### Data for analysis
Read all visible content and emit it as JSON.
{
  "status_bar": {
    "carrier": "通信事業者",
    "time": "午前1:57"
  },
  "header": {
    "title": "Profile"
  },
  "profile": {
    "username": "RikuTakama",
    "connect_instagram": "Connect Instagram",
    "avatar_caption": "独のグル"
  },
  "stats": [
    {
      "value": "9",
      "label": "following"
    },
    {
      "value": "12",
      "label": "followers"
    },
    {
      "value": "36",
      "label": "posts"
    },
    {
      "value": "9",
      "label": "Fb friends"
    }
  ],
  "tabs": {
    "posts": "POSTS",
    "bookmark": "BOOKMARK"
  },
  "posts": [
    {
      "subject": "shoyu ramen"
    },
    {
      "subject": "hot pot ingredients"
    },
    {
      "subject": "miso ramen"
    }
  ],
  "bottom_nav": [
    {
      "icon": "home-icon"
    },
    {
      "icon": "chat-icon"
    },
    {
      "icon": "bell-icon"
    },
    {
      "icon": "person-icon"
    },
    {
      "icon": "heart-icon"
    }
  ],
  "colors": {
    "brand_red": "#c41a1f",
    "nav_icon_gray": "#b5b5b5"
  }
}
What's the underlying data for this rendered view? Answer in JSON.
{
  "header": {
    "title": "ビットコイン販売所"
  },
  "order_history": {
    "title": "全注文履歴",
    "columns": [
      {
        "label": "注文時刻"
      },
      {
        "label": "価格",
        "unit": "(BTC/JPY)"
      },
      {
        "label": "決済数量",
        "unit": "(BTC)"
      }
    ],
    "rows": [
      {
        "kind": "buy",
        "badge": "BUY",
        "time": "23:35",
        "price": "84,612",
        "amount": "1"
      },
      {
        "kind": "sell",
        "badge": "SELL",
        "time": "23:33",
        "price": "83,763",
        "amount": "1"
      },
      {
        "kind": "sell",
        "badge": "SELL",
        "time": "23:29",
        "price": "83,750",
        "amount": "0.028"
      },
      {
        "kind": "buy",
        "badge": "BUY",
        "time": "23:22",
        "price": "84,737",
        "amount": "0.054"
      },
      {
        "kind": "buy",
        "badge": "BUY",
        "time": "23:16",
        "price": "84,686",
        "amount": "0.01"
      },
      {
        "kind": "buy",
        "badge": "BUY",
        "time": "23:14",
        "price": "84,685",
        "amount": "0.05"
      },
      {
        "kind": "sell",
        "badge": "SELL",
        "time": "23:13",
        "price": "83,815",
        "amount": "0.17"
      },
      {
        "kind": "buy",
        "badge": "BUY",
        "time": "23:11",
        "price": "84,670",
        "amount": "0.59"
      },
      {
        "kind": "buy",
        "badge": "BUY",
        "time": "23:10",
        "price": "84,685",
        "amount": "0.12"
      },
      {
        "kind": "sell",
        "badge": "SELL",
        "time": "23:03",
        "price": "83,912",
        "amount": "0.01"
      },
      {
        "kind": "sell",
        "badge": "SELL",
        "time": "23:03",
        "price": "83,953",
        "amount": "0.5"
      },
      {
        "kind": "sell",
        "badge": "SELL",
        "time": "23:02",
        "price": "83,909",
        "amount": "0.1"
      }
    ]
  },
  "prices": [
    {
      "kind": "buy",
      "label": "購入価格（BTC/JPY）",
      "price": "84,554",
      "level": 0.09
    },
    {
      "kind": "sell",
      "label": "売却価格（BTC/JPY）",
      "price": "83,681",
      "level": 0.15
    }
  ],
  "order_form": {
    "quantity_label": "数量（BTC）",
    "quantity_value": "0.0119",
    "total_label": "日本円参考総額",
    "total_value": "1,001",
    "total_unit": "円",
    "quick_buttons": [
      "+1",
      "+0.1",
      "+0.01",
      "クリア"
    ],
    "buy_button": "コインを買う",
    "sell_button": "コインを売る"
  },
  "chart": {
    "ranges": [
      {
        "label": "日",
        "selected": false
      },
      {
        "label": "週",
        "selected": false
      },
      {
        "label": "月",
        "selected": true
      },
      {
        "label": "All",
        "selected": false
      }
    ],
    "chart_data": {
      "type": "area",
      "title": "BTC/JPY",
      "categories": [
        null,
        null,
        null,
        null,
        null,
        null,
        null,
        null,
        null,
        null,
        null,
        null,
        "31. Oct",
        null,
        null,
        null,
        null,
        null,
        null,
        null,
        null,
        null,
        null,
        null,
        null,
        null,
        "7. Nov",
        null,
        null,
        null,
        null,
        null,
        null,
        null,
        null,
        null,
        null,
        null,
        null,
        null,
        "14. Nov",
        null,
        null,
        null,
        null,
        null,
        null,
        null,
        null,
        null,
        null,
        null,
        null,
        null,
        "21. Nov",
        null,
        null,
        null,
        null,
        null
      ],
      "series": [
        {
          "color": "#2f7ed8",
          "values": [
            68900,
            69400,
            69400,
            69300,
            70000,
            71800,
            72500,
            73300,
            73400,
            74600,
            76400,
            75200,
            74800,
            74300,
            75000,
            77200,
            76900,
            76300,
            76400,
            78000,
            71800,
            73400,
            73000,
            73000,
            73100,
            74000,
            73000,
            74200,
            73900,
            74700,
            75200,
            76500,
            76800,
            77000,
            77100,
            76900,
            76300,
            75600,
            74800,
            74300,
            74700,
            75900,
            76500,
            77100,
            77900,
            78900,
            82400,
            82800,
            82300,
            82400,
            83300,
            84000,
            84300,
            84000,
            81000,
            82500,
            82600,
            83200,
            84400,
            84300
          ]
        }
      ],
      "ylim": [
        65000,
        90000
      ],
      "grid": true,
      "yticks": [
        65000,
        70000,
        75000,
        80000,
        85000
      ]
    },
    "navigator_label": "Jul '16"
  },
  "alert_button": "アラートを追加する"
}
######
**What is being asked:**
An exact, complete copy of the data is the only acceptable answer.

**Your response:**
Read all visible content and emit it as JSON.
{
  "status_bar": {
    "carrier": "通信事業者",
    "time": "午前1:57"
  },
  "header": {
    "title": "Profile"
  },
  "profile": {
    "username": "RikuTakama",
    "connect_instagram": "Connect Instagram",
    "avatar_caption": "独のグル"
  },
  "stats": [
    {
      "value": "9",
      "label": "following"
    },
    {
      "value": "12",
      "label": "followers"
    },
    {
      "value": "36",
      "label": "posts"
    },
    {
      "value": "9",
      "label": "Fb friends"
    }
  ],
  "tabs": {
    "posts": "POSTS",
    "bookmark": "BOOKMARK"
  },
  "posts": [
    {
      "subject": "shoyu ramen"
    },
    {
      "subject": "hot pot ingredients"
    },
    {
      "subject": "miso ramen"
    }
  ],
  "bottom_nav": [
    {
      "icon": "home-icon"
    },
    {
      "icon": "chat-icon"
    },
    {
      "icon": "bell-icon"
    },
    {
      "icon": "person-icon"
    },
    {
      "icon": "heart-icon"
    }
  ],
  "colors": {
    "brand_red": "#c41a1f",
    "nav_icon_gray": "#b5b5b5"
  }
}
What's the underlying data for this rendered view? Answer in JSON.
{
  "header": {
    "title": "ビットコイン販売所"
  },
  "order_history": {
    "title": "全注文履歴",
    "columns": [
      {
        "label": "注文時刻"
      },
      {
        "label": "価格",
        "unit": "(BTC/JPY)"
      },
      {
        "label": "決済数量",
        "unit": "(BTC)"
      }
    ],
    "rows": [
      {
        "kind": "buy",
        "badge": "BUY",
        "time": "23:35",
        "price": "84,612",
        "amount": "1"
      },
      {
        "kind": "sell",
        "badge": "SELL",
        "time": "23:33",
        "price": "83,763",
        "amount": "1"
      },
      {
        "kind": "sell",
        "badge": "SELL",
        "time": "23:29",
        "price": "83,750",
        "amount": "0.028"
      },
      {
        "kind": "buy",
        "badge": "BUY",
        "time": "23:22",
        "price": "84,737",
        "amount": "0.054"
      },
      {
        "kind": "buy",
        "badge": "BUY",
        "time": "23:16",
        "price": "84,686",
        "amount": "0.01"
      },
      {
        "kind": "buy",
        "badge": "BUY",
        "time": "23:14",
        "price": "84,685",
        "amount": "0.05"
      },
      {
        "kind": "sell",
        "badge": "SELL",
        "time": "23:13",
        "price": "83,815",
        "amount": "0.17"
      },
      {
        "kind": "buy",
        "badge": "BUY",
        "time": "23:11",
        "price": "84,670",
        "amount": "0.59"
      },
      {
        "kind": "buy",
        "badge": "BUY",
        "time": "23:10",
        "price": "84,685",
        "amount": "0.12"
      },
      {
        "kind": "sell",
        "badge": "SELL",
        "time": "23:03",
        "price": "83,912",
        "amount": "0.01"
      },
      {
        "kind": "sell",
        "badge": "SELL",
        "time": "23:03",
        "price": "83,953",
        "amount": "0.5"
      },
      {
        "kind": "sell",
        "badge": "SELL",
        "time": "23:02",
        "price": "83,909",
        "amount": "0.1"
      }
    ]
  },
  "prices": [
    {
      "kind": "buy",
      "label": "購入価格（BTC/JPY）",
      "price": "84,554",
      "level": 0.09
    },
    {
      "kind": "sell",
      "label": "売却価格（BTC/JPY）",
      "price": "83,681",
      "level": 0.15
    }
  ],
  "order_form": {
    "quantity_label": "数量（BTC）",
    "quantity_value": "0.0119",
    "total_label": "日本円参考総額",
    "total_value": "1,001",
    "total_unit": "円",
    "quick_buttons": [
      "+1",
      "+0.1",
      "+0.01",
      "クリア"
    ],
    "buy_button": "コインを買う",
    "sell_button": "コインを売る"
  },
  "chart": {
    "ranges": [
      {
        "label": "日",
        "selected": false
      },
      {
        "label": "週",
        "selected": false
      },
      {
        "label": "月",
        "selected": true
      },
      {
        "label": "All",
        "selected": false
      }
    ],
    "chart_data": {
      "type": "area",
      "title": "BTC/JPY",
      "categories": [
        null,
        null,
        null,
        null,
        null,
        null,
        null,
        null,
        null,
        null,
        null,
        null,
        "31. Oct",
        null,
        null,
        null,
        null,
        null,
        null,
        null,
        null,
        null,
        null,
        null,
        null,
        null,
        "7. Nov",
        null,
        null,
        null,
        null,
        null,
        null,
        null,
        null,
        null,
        null,
        null,
        null,
        null,
        "14. Nov",
        null,
        null,
        null,
        null,
        null,
        null,
        null,
        null,
        null,
        null,
        null,
        null,
        null,
        "21. Nov",
        null,
        null,
        null,
        null,
        null
      ],
      "series": [
        {
          "color": "#2f7ed8",
          "values": [
            68900,
            69400,
            69400,
            69300,
            70000,
            71800,
            72500,
            73300,
            73400,
            74600,
            76400,
            75200,
            74800,
            74300,
            75000,
            77200,
            76900,
            76300,
            76400,
            78000,
            71800,
            73400,
            73000,
            73000,
            73100,
            74000,
            73000,
            74200,
            73900,
            74700,
            75200,
            76500,
            76800,
            77000,
            77100,
            76900,
            76300,
            75600,
            74800,
            74300,
            74700,
            75900,
            76500,
            77100,
            77900,
            78900,
            82400,
            82800,
            82300,
            82400,
            83300,
            84000,
            84300,
            84000,
            81000,
            82500,
            82600,
            83200,
            84400,
            84300
          ]
        }
      ],
      "ylim": [
        65000,
        90000
      ],
      "grid": true,
      "yticks": [
        65000,
        70000,
        75000,
        80000,
        85000
      ]
    },
    "navigator_label": "Jul '16"
  },
  "alert_button": "アラートを追加する"
}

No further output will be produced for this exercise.